Dataset extract Block Start

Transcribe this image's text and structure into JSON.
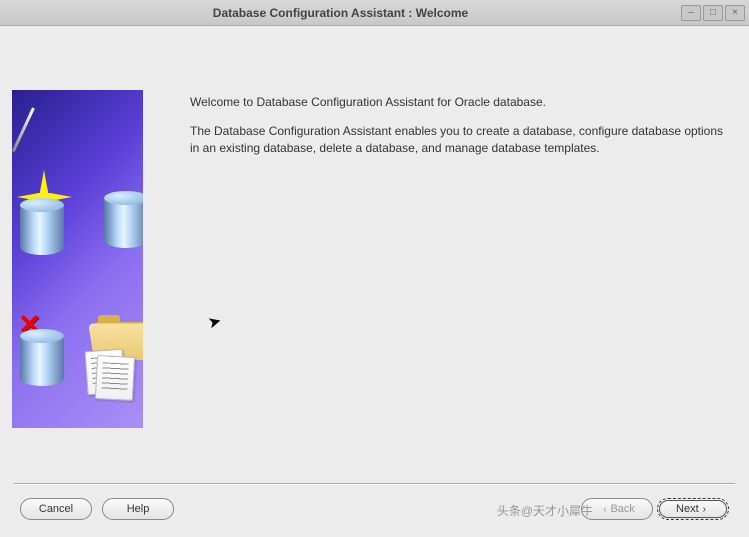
{
  "window": {
    "title": "Database Configuration Assistant : Welcome"
  },
  "content": {
    "intro": "Welcome to Database Configuration Assistant for Oracle database.",
    "description": "The Database Configuration Assistant enables you to create a database, configure database options in an existing database, delete a database, and manage database templates."
  },
  "buttons": {
    "cancel": "Cancel",
    "help": "Help",
    "back": "Back",
    "next": "Next"
  },
  "watermark": "头条@天才小犀牛"
}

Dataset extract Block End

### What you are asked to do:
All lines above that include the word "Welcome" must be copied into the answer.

### Reply to the exercise:
    "title": "Database Configuration Assistant : Welcome"
    "intro": "Welcome to Database Configuration Assistant for Oracle database.",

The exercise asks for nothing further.